Abstract. The notion of frozen-in magnetic field originates from H. Alfvén, the result of a work on electromagnetic-hydrodynamic waves published in 1942. After that, the notion of frozen-in magnetic field, or ideal MHD, has become widely used in space plasma physics. The controversy on the applicability of ideal MHD started in the late 1950s and has continued ever since. The applicability of ideal MHD is particularly interesting in regions where solar wind plasma may cross the magnetopause and access the magnetosphere. It is generally assumed that a macroscopic system can be described by ideal MHD provided that the violations of ideal MHD are sufficiently small-sized near magnetic x-points (magnetic reconnection). On the other hand, localized departure from ideal MHD also enables other processes to take place, such that plasma may cross the separatrix and access neighbouring magnetic flux tubes. It is therefore important to be able to quantify from direct measurements ideal MHD, a task that has turned out to be a major challenge.

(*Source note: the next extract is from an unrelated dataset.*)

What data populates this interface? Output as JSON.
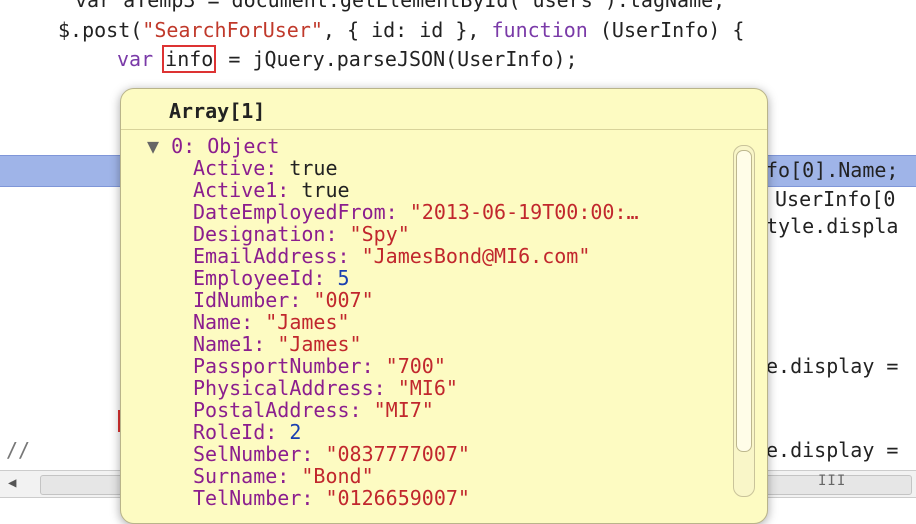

An obvious test is to compare the perpendicular electric field with the plasma drift, i.e. to test if E=–v×B. Yet another aspect is to rule out the existence of parallel (to B) electric fields. These two tests have been subject to extensive research for decades. However, the ultimate test of the "frozen-in" condition, based on measurement data, is yet to be identified. We combine Cluster CIS-data and FGM-data, estimating the change in magnetic flux (δB/δt) and the curl of plasma –v×B(∇×(v×B)), the terms in the "frozen-in equation". Our test suggests that ideal MHD applies in a macroscopic sense in major parts of the outer magnetosphere, for instance, in the external cusp and in the high-latitude magnetosheath. However, we also find significant departures from ideal MHD, as expected on smaller scales, but also on larger scales, near the cusp and in the magnetosphere-boundary layer. We discuss the importance of these findings.
Keywords. Magnetospheric physics (Magnetopause, cusp and boundary layers; Solar wind-magnetosphere interactions) – Space plasma physics